The utilities industry is rapidly changing. New technologies, increased affordability of renewable energy options and even entirely new business models have resulted in major disruption across the industry. Large utility companies all over the world are suddenly finding themselves with shrinking market cap and devalued assets and are looking for ways to make up for this accelerating revenue shortfall. Navigant just released its report on the future of the energy industry, and Consulting recently caught up with Jan Vrins, Navigant’s Global Energy Practice Lead, to talk about this disruption and the role consultants will play in the rapidly changing utilities landscape.
Consulting: What are some of the biggest changes the utility industry is undergoing?

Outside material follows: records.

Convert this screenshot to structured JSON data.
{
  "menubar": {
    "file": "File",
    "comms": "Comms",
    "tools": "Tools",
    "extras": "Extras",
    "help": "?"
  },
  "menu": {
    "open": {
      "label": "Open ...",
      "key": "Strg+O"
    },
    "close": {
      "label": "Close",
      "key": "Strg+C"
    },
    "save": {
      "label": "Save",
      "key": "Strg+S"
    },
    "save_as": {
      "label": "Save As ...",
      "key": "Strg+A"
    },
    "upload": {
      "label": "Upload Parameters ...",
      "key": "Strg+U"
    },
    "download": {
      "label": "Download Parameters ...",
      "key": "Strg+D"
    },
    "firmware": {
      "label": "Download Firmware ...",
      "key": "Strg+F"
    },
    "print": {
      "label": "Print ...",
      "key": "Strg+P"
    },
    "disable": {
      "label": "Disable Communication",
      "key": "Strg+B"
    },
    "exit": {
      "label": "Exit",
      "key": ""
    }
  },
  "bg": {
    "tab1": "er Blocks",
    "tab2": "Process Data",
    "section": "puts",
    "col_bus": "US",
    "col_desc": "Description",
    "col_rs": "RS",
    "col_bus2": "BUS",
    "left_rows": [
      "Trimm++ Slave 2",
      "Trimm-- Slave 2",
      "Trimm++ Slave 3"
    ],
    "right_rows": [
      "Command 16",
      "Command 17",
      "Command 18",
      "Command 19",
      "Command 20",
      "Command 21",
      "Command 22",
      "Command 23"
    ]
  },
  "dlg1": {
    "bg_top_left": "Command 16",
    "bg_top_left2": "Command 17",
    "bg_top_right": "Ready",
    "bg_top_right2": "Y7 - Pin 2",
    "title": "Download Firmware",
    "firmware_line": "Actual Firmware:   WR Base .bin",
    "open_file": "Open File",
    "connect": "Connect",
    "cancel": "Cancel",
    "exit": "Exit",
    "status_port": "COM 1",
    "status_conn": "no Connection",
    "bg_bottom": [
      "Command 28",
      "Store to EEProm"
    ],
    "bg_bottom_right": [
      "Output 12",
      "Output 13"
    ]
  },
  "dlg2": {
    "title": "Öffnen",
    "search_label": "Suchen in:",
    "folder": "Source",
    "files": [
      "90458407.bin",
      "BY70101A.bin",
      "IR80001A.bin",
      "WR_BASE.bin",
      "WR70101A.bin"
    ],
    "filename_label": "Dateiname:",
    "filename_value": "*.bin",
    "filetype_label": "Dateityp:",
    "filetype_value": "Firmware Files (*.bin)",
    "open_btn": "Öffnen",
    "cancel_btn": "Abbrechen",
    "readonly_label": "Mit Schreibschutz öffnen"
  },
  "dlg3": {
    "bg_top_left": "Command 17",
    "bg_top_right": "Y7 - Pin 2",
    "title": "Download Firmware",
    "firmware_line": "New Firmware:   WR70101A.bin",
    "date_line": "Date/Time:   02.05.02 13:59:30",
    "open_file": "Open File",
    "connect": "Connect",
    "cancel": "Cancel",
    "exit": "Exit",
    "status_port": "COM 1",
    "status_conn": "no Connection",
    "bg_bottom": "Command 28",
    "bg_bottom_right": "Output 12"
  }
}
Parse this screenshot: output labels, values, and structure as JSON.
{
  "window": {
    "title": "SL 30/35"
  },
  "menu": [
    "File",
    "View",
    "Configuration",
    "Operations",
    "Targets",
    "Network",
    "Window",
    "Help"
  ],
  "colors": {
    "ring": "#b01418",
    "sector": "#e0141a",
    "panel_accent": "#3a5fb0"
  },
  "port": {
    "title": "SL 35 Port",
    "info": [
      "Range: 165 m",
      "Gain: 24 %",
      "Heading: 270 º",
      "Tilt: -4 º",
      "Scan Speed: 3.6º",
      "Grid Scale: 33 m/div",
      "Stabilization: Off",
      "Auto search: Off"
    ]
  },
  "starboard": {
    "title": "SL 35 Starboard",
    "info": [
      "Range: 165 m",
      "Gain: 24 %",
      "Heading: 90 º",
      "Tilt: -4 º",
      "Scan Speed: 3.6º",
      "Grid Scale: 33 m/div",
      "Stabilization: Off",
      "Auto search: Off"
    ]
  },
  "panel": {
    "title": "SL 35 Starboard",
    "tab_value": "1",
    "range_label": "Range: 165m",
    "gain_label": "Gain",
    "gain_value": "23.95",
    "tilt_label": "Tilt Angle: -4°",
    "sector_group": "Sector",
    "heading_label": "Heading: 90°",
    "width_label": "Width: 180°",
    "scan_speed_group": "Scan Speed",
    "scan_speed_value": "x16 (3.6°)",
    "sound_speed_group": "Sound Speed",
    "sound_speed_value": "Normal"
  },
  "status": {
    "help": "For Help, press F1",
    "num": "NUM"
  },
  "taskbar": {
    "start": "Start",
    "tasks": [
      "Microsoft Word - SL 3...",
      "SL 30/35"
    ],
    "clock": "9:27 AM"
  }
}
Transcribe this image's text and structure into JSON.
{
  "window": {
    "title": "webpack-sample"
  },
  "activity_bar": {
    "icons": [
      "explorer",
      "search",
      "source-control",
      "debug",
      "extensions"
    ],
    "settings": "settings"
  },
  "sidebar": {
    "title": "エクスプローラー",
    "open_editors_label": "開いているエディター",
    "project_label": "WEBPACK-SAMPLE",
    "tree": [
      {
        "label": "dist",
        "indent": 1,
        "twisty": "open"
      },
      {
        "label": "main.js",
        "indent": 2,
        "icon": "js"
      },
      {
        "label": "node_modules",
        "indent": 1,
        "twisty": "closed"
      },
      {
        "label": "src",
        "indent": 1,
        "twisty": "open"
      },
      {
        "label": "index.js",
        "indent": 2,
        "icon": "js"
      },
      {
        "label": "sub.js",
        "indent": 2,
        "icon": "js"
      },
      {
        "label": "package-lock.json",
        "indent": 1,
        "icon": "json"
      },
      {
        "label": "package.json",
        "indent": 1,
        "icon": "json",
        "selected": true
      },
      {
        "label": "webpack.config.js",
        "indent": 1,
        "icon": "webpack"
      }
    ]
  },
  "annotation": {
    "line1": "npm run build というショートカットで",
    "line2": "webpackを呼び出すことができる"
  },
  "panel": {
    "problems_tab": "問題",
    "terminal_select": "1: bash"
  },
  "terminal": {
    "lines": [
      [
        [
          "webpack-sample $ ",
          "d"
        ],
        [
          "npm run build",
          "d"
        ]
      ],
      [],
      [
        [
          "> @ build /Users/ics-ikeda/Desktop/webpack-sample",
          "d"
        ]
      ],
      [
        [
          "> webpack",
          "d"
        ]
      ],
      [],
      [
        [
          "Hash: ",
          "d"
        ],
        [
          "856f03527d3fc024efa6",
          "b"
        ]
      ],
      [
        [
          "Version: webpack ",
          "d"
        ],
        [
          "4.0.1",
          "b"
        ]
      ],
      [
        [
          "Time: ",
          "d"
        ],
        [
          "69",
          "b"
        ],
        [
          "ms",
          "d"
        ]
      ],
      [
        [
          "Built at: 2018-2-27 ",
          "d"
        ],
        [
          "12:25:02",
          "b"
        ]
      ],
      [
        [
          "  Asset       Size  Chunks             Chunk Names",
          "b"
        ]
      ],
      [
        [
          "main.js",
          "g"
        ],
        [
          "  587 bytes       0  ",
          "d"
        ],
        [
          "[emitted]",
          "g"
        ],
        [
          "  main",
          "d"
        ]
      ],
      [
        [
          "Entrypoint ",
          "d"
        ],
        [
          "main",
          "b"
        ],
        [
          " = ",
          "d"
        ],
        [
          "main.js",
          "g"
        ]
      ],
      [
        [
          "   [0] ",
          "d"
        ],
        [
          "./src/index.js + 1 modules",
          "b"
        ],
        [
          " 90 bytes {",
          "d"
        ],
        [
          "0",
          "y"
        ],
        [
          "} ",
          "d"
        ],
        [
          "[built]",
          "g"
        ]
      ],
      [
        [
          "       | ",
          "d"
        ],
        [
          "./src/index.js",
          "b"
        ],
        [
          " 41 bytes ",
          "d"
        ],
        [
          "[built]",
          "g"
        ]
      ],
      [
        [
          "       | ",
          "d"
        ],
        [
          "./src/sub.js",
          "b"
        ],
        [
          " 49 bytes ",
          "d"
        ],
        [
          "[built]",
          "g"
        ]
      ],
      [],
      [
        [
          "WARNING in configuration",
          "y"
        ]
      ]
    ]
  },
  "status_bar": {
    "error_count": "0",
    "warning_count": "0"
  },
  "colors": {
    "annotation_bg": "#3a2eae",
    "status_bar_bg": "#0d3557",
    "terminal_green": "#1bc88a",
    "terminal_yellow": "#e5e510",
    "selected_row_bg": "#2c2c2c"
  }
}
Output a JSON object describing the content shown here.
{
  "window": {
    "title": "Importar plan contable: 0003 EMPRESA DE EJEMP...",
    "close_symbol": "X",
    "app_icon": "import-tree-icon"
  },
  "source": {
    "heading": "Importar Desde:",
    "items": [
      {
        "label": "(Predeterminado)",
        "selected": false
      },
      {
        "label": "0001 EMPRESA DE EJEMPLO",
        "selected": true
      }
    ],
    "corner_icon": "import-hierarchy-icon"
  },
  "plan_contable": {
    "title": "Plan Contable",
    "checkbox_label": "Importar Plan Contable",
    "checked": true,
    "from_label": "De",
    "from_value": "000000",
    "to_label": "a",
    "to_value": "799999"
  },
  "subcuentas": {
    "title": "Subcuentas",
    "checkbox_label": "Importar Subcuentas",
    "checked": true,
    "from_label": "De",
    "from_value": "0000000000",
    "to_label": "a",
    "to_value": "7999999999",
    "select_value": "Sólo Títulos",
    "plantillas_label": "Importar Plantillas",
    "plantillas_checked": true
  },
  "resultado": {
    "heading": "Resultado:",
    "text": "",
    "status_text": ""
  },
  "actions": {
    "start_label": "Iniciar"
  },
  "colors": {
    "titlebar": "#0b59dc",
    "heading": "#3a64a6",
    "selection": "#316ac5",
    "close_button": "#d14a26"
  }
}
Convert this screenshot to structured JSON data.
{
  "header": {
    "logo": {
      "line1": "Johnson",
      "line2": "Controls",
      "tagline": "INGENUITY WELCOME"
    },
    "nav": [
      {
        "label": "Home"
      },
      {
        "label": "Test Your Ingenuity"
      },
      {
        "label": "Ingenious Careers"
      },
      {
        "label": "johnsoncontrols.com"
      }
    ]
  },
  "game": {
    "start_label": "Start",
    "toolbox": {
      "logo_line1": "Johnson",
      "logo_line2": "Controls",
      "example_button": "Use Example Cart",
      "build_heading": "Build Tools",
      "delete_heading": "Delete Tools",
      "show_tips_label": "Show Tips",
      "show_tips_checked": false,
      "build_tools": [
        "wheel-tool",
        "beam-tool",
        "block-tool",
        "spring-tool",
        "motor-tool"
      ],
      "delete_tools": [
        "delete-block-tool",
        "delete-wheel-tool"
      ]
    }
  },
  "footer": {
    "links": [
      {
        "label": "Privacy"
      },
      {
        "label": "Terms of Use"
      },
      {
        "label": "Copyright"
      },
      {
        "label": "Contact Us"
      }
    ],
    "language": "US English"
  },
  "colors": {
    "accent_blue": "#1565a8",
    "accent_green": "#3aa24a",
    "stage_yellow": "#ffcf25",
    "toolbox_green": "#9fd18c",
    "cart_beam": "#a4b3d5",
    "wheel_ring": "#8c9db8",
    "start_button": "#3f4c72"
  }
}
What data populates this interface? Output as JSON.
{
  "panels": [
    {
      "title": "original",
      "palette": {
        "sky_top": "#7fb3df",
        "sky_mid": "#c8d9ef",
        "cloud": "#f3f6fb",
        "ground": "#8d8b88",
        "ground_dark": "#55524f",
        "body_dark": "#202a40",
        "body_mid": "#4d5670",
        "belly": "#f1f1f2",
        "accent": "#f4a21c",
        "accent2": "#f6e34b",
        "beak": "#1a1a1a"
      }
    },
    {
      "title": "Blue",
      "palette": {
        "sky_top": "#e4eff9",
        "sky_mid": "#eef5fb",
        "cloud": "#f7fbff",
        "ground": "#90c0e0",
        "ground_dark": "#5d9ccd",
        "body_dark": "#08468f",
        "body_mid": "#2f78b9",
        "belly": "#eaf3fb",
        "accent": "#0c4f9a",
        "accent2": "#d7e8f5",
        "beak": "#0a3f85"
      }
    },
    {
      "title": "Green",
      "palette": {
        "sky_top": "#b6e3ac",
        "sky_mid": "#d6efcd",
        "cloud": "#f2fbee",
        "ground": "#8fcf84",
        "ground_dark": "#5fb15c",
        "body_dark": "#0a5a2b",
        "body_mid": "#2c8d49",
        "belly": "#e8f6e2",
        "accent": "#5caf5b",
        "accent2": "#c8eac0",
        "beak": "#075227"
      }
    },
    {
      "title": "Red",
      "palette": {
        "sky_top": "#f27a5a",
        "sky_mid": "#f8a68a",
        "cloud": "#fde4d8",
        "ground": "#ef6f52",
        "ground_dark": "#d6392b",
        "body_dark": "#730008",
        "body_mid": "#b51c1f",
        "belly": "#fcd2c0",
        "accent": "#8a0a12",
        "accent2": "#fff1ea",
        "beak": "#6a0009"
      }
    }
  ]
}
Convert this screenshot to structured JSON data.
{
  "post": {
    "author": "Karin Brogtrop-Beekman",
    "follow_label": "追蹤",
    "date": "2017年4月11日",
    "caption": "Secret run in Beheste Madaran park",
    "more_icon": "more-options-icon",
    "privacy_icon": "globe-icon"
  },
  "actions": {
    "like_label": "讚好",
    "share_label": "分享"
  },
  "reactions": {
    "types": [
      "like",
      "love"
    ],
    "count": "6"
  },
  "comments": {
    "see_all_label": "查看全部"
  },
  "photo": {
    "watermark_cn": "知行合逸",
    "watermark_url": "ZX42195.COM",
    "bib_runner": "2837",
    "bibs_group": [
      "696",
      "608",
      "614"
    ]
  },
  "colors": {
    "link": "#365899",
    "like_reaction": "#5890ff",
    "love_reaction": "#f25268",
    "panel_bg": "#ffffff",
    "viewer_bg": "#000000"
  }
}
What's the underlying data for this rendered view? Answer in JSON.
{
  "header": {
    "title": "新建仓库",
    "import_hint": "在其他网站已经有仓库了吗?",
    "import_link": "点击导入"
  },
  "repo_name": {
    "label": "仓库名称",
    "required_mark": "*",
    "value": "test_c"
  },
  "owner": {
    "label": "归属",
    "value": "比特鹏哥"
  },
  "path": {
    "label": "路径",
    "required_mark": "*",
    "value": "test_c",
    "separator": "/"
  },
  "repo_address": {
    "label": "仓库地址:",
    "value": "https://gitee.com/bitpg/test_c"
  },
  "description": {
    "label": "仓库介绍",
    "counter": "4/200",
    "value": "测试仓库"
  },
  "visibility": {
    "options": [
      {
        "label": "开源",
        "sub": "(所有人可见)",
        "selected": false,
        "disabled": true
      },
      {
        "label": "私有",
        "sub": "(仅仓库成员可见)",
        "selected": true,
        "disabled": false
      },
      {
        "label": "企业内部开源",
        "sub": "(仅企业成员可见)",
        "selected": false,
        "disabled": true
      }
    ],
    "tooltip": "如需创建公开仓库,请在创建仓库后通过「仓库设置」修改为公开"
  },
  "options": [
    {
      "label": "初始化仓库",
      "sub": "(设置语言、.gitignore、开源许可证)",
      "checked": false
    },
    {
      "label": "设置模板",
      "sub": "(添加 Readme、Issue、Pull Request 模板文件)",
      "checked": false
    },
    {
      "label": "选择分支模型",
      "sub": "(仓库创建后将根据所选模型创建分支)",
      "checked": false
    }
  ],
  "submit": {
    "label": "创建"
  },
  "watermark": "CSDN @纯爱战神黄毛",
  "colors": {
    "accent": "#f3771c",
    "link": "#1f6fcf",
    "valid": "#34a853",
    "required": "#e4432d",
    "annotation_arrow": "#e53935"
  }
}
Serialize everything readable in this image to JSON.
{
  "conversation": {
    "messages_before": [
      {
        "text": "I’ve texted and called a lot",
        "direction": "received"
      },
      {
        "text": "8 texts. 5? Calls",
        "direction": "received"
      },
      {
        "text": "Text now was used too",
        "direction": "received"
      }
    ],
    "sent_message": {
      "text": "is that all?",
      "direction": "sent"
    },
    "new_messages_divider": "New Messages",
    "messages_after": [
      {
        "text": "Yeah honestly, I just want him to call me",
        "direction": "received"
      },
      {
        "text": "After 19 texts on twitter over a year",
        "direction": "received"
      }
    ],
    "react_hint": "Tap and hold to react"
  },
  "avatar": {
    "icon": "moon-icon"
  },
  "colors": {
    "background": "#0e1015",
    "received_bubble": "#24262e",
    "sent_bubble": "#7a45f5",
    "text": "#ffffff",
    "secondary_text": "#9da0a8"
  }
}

Vrins: We have visualized the utilities industry transformation into something we call “the energy cloud”, where we clearly see the traditional utility industry model transitioning from large centralized power generation, transmission, distribution and delivering the power, to a model where there’s a lot more of what we call “distributed energy resources.” There are two-way power flows where consumers produce their own power, whether residential clients through rooftop solar or large commercial and industrial customers through generation, which really changes the complete system from a technical, operational as well as financial perspective. Within the energy cloud there are two-way power flows, a lot more distributed energy resources like microgrids and distributed generation and storage. It really changes the dynamics of the electric infrastructure as well as the financials. When I start to produce my own power as a customer and I can sell it back to the grid, that changes the dynamics quite a bit.
Consulting: What does Navigant’s report say about the present and future of utilities industry consulting?
Vrins: There’s a lot of disruption happening, and renewables is definitely a big disruption to the industry. NRG announced bankruptcy of their generation portfolio, and we’ve seen previously in Germany as well where large utilities really took some significant write-offs and devaluation on their generation assets. A company like E.ON five years ago had a market cap of 44 billion euro, they took some depreciation of their generation in the last couple of years and actually spun out their assets into a separate company at the end of 2015, and E.ON’s current market cap is closer to 12 to 14 billion because of the devaluation of their generation assets. That was mainly because of renewables that made it impossible for traditional generation plants to run profitably.
Consulting: What role do you see for utility industry consultants in the midst of all of this transformation?
Vrins: As consultants, we really need to think through with our clients how to navigate this industry transformation. There will be winners and losers, there will be companies that are able to transform their business successfully and build new revenue streams, business models, and products and services their customers will buy. There will be other utilities that will be less successful, and they will see the value they provide to their customers, and with that shareholder value, decline. At Navigant we’re seeing more and more need for clients to think strategically about their business, well beyond traditional business models. Electrification of transportation, energy management around buildings, microgrids. We’re seeing a lot of new disruptive technologies becoming available at a very low cost. Now as consultants we need to bring those technology solutions to our clients and say hey this is a technology that will disrupt your business but it will also be an opportunity for you to build a new revenue stream and provide products and services and the underlying technologies to your clients.
Consulting: How’s Navigant helping clients move forward in this reality?
Vrins: I think what we’re bringing to our customers is how do you innovate? Utilities have traditionally innovated around that traditional business model, the old electric system infrastructure. But now they need to innovate around new markets, products and services and different technologies they haven’t dealt with in the past. The pace of change and innovation is increasing exponentially. We see that with technology coming into the space and the prices becoming so cheap that utilities really have to innovate much quicker, they have to partner as well, we’re helping them form partnerships and even acquire companies. That’s what it does for our business; it’s exciting. I always tell new consultants coming into our profession that Energy and Utilities is really a cool industry to be in now because there’s so much happening from a technology perspective, from a regulation perspective, from a business transformation perspective. We’re attracting a lot of talent, young people who are very interested in energy, to be honest, tied into global warming and what the industry can do to mitigate it.